COVID-19: Physical Distancing

Physical distancing is proven to be one of the most effective ways to reduce the spread of illness during an outbreak. Together, we can slow the spread of COVID-19 by making a conscious effort to keep a physical distance between each other. With patience and cooperation, we can all do our part.

 

What does Physical Distancing mean?

Physical distancing involves taking steps to limit the number of people you come into close contact with.  Avoiding close contact with other people helps prevent the spread of illnesses, such as COVID-19, by keeping the density of people low.

Physical distancing means making changes in your everyday routines in order to minimize close contact with others. Even though individuals are separated physically, it is still important to stay connected socially through other means, such as phone calls, social media, or other digital means.

For more details on the options of getting together with others, visit the Safer Socializing & Gatherings page.

 

How to Practice Physical Distancing

  • Keep your close contacts to those in your household. If you decide to meet up with others outside of your household:
    • Keep the visit outside.
    • Always stay 2 metres (6 feet) apart.
    • Respect current gathering limits.
    • Do not visit anyone who is not feeling well or if you are ill yourself.
    • Wear a mask or face covering when in enclosed public spaces or when it is difficult to maintain 2 metres physical distancing. 
  • Keep a distance of at least 2 metres (6 feet) from others, as much as possible. Whenever it is difficult to maintain a safe distance, wear a mask or face covering to create a barrier between your respiratory droplets and the people and surfaces around you.
  • Stay away from places where there are higher numbers of people. Have a plan B if where you are going is busy.
  • Shop for groceries, medicines and other supplies once per week or less, and go alone if possible.
  • Use food delivery services or online shopping.
  • Work from home when possible and conduct virtual meetings.
  • Greet with a wave or head nod instead of a handshake, kiss or hug with those outside of your household.
  • Use technology to keep in touch with friends and family outside of your household and for virtual play dates for children.
  • Take public transportation during off-peak hours if you’re able. Choose to walk or bike to your destination, if possible.
  • Continue to follow all Infection Prevention and Control measures.

Remember: While you may not feel sick, and while we know these measures are an inconvenience, please be mindful of the members of our community who are more vulnerable to COVID-19 than others.

 

Mental Health while Physical Distancing
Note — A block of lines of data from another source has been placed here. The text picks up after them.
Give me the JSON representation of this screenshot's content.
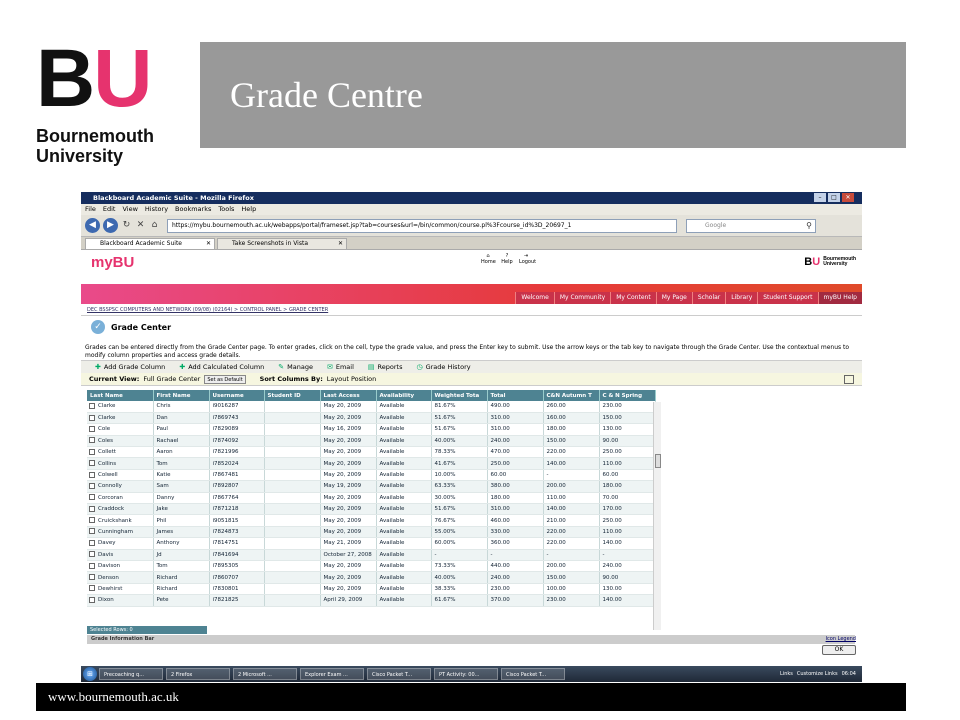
{
  "slide": {
    "title": "Grade Centre",
    "footer_url": "www.bournemouth.ac.uk"
  },
  "logo": {
    "letter_b": "B",
    "letter_u": "U",
    "name_line1": "Bournemouth",
    "name_line2": "University"
  },
  "browser": {
    "window_title": "Blackboard Academic Suite - Mozilla Firefox",
    "menu": [
      "File",
      "Edit",
      "View",
      "History",
      "Bookmarks",
      "Tools",
      "Help"
    ],
    "url": "https://mybu.bournemouth.ac.uk/webapps/portal/frameset.jsp?tab=courses&url=/bin/common/course.pl%3Fcourse_id%3D_20697_1",
    "search_placeholder": "Google",
    "tabs": [
      "Blackboard Academic Suite",
      "Take Screenshots in Vista"
    ]
  },
  "mybu": {
    "logo": "myBU",
    "header_icons": [
      "Home",
      "Help",
      "Logout"
    ],
    "nav": [
      "Welcome",
      "My Community",
      "My Content",
      "My Page",
      "Scholar",
      "Library",
      "Student Support",
      "myBU Help"
    ],
    "breadcrumb": "DEC BSSPSC COMPUTERS AND NETWORK (09/08) (02164) > CONTROL PANEL > GRADE CENTER",
    "page_title": "Grade Center",
    "instructions": "Grades can be entered directly from the Grade Center page. To enter grades, click on the cell, type the grade value, and press the Enter key to submit. Use the arrow keys or the tab key to navigate through the Grade Center. Use the contextual menus to modify column properties and access grade details.",
    "actions": [
      "Add Grade Column",
      "Add Calculated Column",
      "Manage",
      "Email",
      "Reports",
      "Grade History"
    ],
    "current_view_label": "Current View:",
    "current_view_value": "Full Grade Center",
    "set_default": "Set as Default",
    "sort_label": "Sort Columns By:",
    "sort_value": "Layout Position"
  },
  "grid": {
    "columns": [
      "Last Name",
      "First Name",
      "Username",
      "Student ID",
      "Last Access",
      "Availability",
      "Weighted Tota",
      "Total",
      "C&N Autumn T",
      "C & N Spring"
    ],
    "rows": [
      [
        "Clarke",
        "Chris",
        "i9016287",
        "",
        "May 20, 2009",
        "Available",
        "81.67%",
        "490.00",
        "260.00",
        "230.00"
      ],
      [
        "Clarke",
        "Dan",
        "i7869743",
        "",
        "May 20, 2009",
        "Available",
        "51.67%",
        "310.00",
        "160.00",
        "150.00"
      ],
      [
        "Cole",
        "Paul",
        "i7829089",
        "",
        "May 16, 2009",
        "Available",
        "51.67%",
        "310.00",
        "180.00",
        "130.00"
      ],
      [
        "Coles",
        "Rachael",
        "i7874092",
        "",
        "May 20, 2009",
        "Available",
        "40.00%",
        "240.00",
        "150.00",
        "90.00"
      ],
      [
        "Collett",
        "Aaron",
        "i7821996",
        "",
        "May 20, 2009",
        "Available",
        "78.33%",
        "470.00",
        "220.00",
        "250.00"
      ],
      [
        "Collins",
        "Tom",
        "i7852024",
        "",
        "May 20, 2009",
        "Available",
        "41.67%",
        "250.00",
        "140.00",
        "110.00"
      ],
      [
        "Colwell",
        "Katie",
        "i7867481",
        "",
        "May 20, 2009",
        "Available",
        "10.00%",
        "60.00",
        "-",
        "60.00"
      ],
      [
        "Connolly",
        "Sam",
        "i7892807",
        "",
        "May 19, 2009",
        "Available",
        "63.33%",
        "380.00",
        "200.00",
        "180.00"
      ],
      [
        "Corcoran",
        "Danny",
        "i7867764",
        "",
        "May 20, 2009",
        "Available",
        "30.00%",
        "180.00",
        "110.00",
        "70.00"
      ],
      [
        "Craddock",
        "Jake",
        "i7871218",
        "",
        "May 20, 2009",
        "Available",
        "51.67%",
        "310.00",
        "140.00",
        "170.00"
      ],
      [
        "Cruickshank",
        "Phil",
        "i9051815",
        "",
        "May 20, 2009",
        "Available",
        "76.67%",
        "460.00",
        "210.00",
        "250.00"
      ],
      [
        "Cunningham",
        "James",
        "i7824873",
        "",
        "May 20, 2009",
        "Available",
        "55.00%",
        "330.00",
        "220.00",
        "110.00"
      ],
      [
        "Davey",
        "Anthony",
        "i7814751",
        "",
        "May 21, 2009",
        "Available",
        "60.00%",
        "360.00",
        "220.00",
        "140.00"
      ],
      [
        "Davis",
        "Jd",
        "i7841694",
        "",
        "October 27, 2008",
        "Available",
        "-",
        "-",
        "-",
        "-"
      ],
      [
        "Davison",
        "Tom",
        "i7895305",
        "",
        "May 20, 2009",
        "Available",
        "73.33%",
        "440.00",
        "200.00",
        "240.00"
      ],
      [
        "Denson",
        "Richard",
        "i7860707",
        "",
        "May 20, 2009",
        "Available",
        "40.00%",
        "240.00",
        "150.00",
        "90.00"
      ],
      [
        "Dewhirst",
        "Richard",
        "i7830801",
        "",
        "May 20, 2009",
        "Available",
        "38.33%",
        "230.00",
        "100.00",
        "130.00"
      ],
      [
        "Dixon",
        "Pete",
        "i7821825",
        "",
        "April 29, 2009",
        "Available",
        "61.67%",
        "370.00",
        "230.00",
        "140.00"
      ]
    ],
    "selected_rows": "Selected Rows: 0",
    "info_bar": "Grade Information Bar",
    "icon_legend": "Icon Legend",
    "ok": "OK"
  },
  "taskbar": {
    "items": [
      "Precoaching q...",
      "2 Firefox",
      "2 Microsoft ...",
      "Explorer Exam ...",
      "Cisco Packet T...",
      "PT Activity: 00...",
      "Cisco Packet T..."
    ],
    "links": "Links",
    "customize": "Customize Links",
    "time": "06:04"
  }
}
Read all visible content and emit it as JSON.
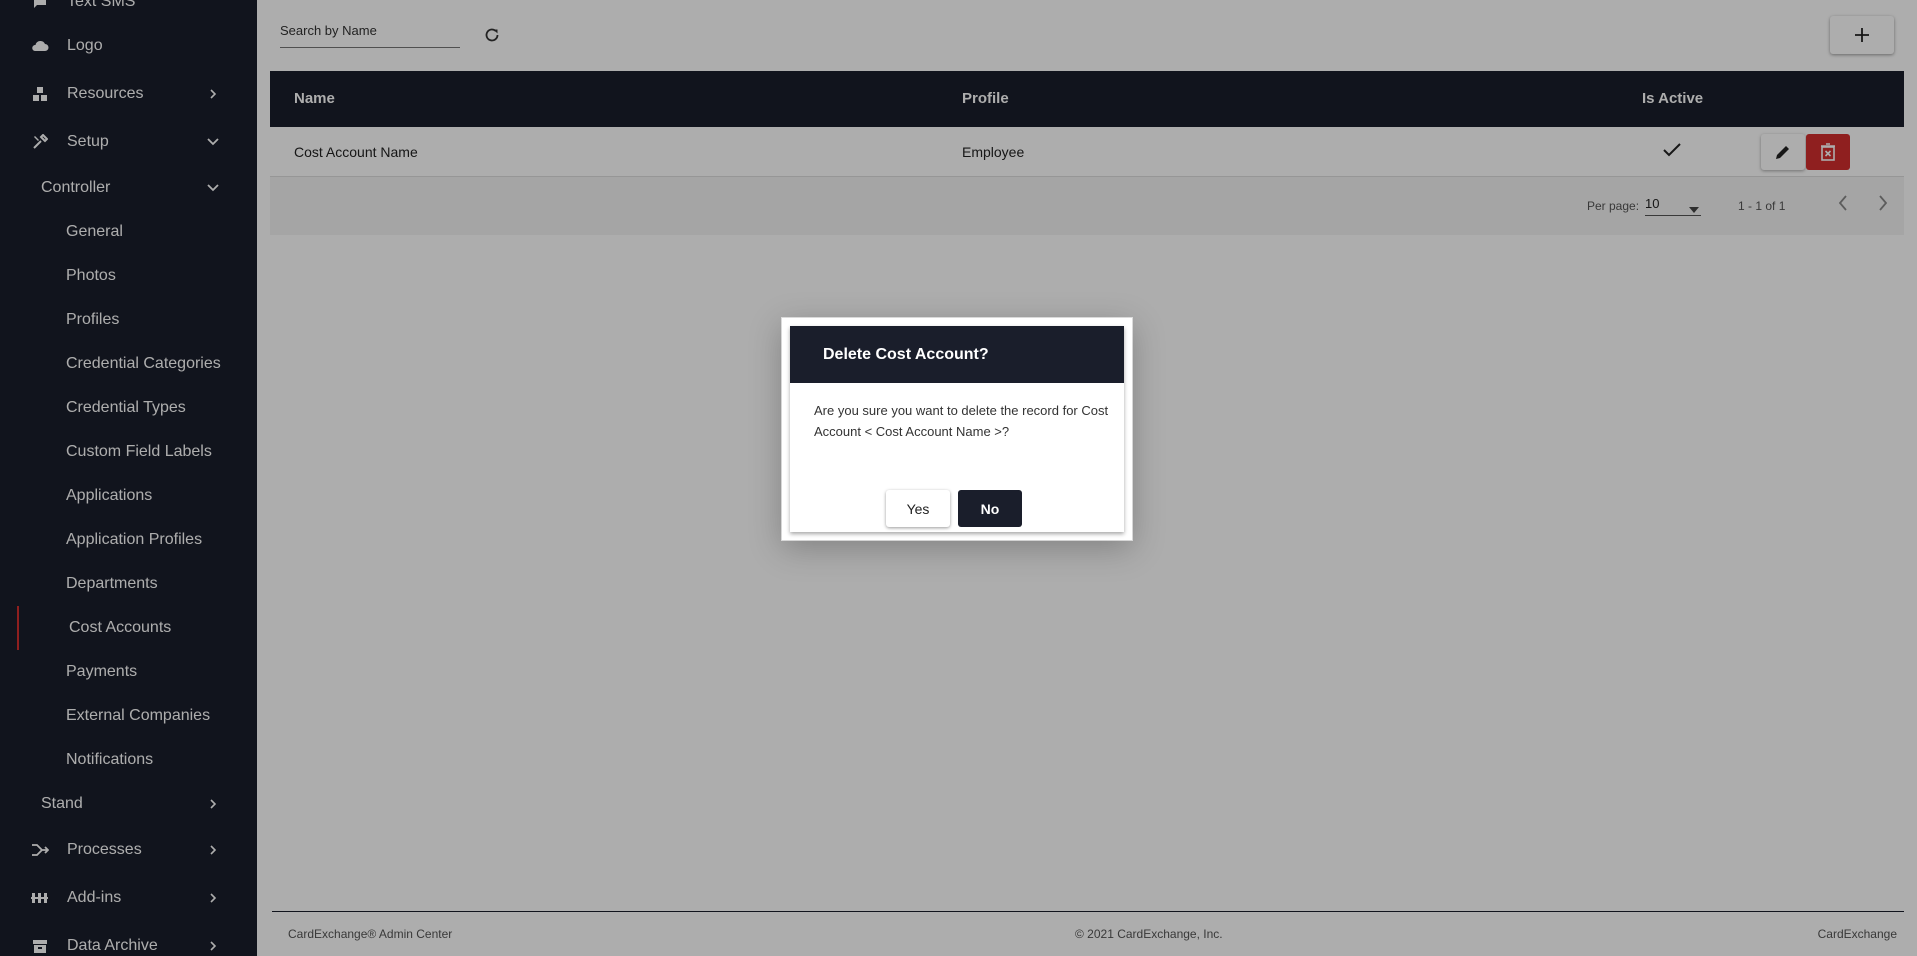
{
  "sidebar": {
    "text_sms": "Text SMS",
    "logo": "Logo",
    "resources": "Resources",
    "setup": "Setup",
    "controller": "Controller",
    "leaves": [
      "General",
      "Photos",
      "Profiles",
      "Credential Categories",
      "Credential Types",
      "Custom Field Labels",
      "Applications",
      "Application Profiles",
      "Departments"
    ],
    "active": "Cost Accounts",
    "leaves2": [
      "Payments",
      "External Companies",
      "Notifications"
    ],
    "stand": "Stand",
    "processes": "Processes",
    "addins": "Add-ins",
    "data_archive": "Data Archive"
  },
  "toolbar": {
    "search_placeholder": "Search by Name"
  },
  "table": {
    "headers": [
      "Name",
      "Profile",
      "Is Active"
    ],
    "rows": [
      {
        "name": "Cost Account Name",
        "profile": "Employee",
        "is_active": true
      }
    ]
  },
  "pager": {
    "per_page_label": "Per page:",
    "per_page_value": "10",
    "range": "1 - 1 of 1"
  },
  "footer": {
    "left": "CardExchange® Admin Center",
    "center": "© 2021 CardExchange, Inc.",
    "right": "CardExchange"
  },
  "dialog": {
    "title": "Delete Cost Account?",
    "message": "Are you sure you want to delete the record for Cost Account < Cost Account Name >?",
    "yes": "Yes",
    "no": "No"
  },
  "colors": {
    "dark": "#1a1e2b",
    "danger": "#d32f2f"
  }
}
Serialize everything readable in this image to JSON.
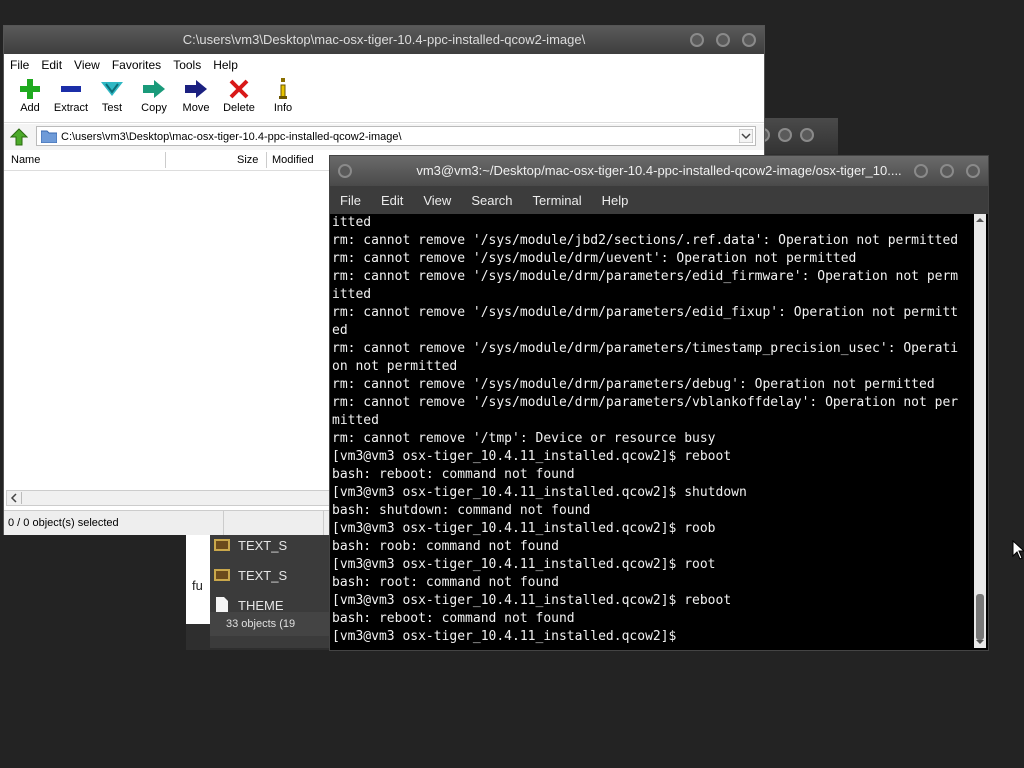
{
  "background": {
    "file_rows": [
      "TEXT_S",
      "TEXT_S",
      "THEME"
    ],
    "partial_text": "fu",
    "status_text": "33 objects (19"
  },
  "file_manager": {
    "title": "C:\\users\\vm3\\Desktop\\mac-osx-tiger-10.4-ppc-installed-qcow2-image\\",
    "menu": [
      "File",
      "Edit",
      "View",
      "Favorites",
      "Tools",
      "Help"
    ],
    "toolbar": [
      {
        "label": "Add",
        "icon": "plus-icon"
      },
      {
        "label": "Extract",
        "icon": "minus-icon"
      },
      {
        "label": "Test",
        "icon": "check-icon"
      },
      {
        "label": "Copy",
        "icon": "copy-arrow-icon"
      },
      {
        "label": "Move",
        "icon": "move-arrow-icon"
      },
      {
        "label": "Delete",
        "icon": "delete-x-icon"
      },
      {
        "label": "Info",
        "icon": "info-icon"
      }
    ],
    "address": "C:\\users\\vm3\\Desktop\\mac-osx-tiger-10.4-ppc-installed-qcow2-image\\",
    "columns": [
      "Name",
      "Size",
      "Modified"
    ],
    "status": "0 / 0 object(s) selected"
  },
  "terminal": {
    "title": "vm3@vm3:~/Desktop/mac-osx-tiger-10.4-ppc-installed-qcow2-image/osx-tiger_10....",
    "menu": [
      "File",
      "Edit",
      "View",
      "Search",
      "Terminal",
      "Help"
    ],
    "lines": [
      "itted",
      "rm: cannot remove '/sys/module/jbd2/sections/.ref.data': Operation not permitted",
      "rm: cannot remove '/sys/module/drm/uevent': Operation not permitted",
      "rm: cannot remove '/sys/module/drm/parameters/edid_firmware': Operation not perm",
      "itted",
      "rm: cannot remove '/sys/module/drm/parameters/edid_fixup': Operation not permitt",
      "ed",
      "rm: cannot remove '/sys/module/drm/parameters/timestamp_precision_usec': Operati",
      "on not permitted",
      "rm: cannot remove '/sys/module/drm/parameters/debug': Operation not permitted",
      "rm: cannot remove '/sys/module/drm/parameters/vblankoffdelay': Operation not per",
      "mitted",
      "rm: cannot remove '/tmp': Device or resource busy",
      "[vm3@vm3 osx-tiger_10.4.11_installed.qcow2]$ reboot",
      "bash: reboot: command not found",
      "[vm3@vm3 osx-tiger_10.4.11_installed.qcow2]$ shutdown",
      "bash: shutdown: command not found",
      "[vm3@vm3 osx-tiger_10.4.11_installed.qcow2]$ roob",
      "bash: roob: command not found",
      "[vm3@vm3 osx-tiger_10.4.11_installed.qcow2]$ root",
      "bash: root: command not found",
      "[vm3@vm3 osx-tiger_10.4.11_installed.qcow2]$ reboot",
      "bash: reboot: command not found",
      "[vm3@vm3 osx-tiger_10.4.11_installed.qcow2]$ "
    ]
  }
}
Visit our Mental Health webpage for some great suggestions to take care of your mental health while physical distancing.

 

Additional Resources

Last Updated: 06/10/2020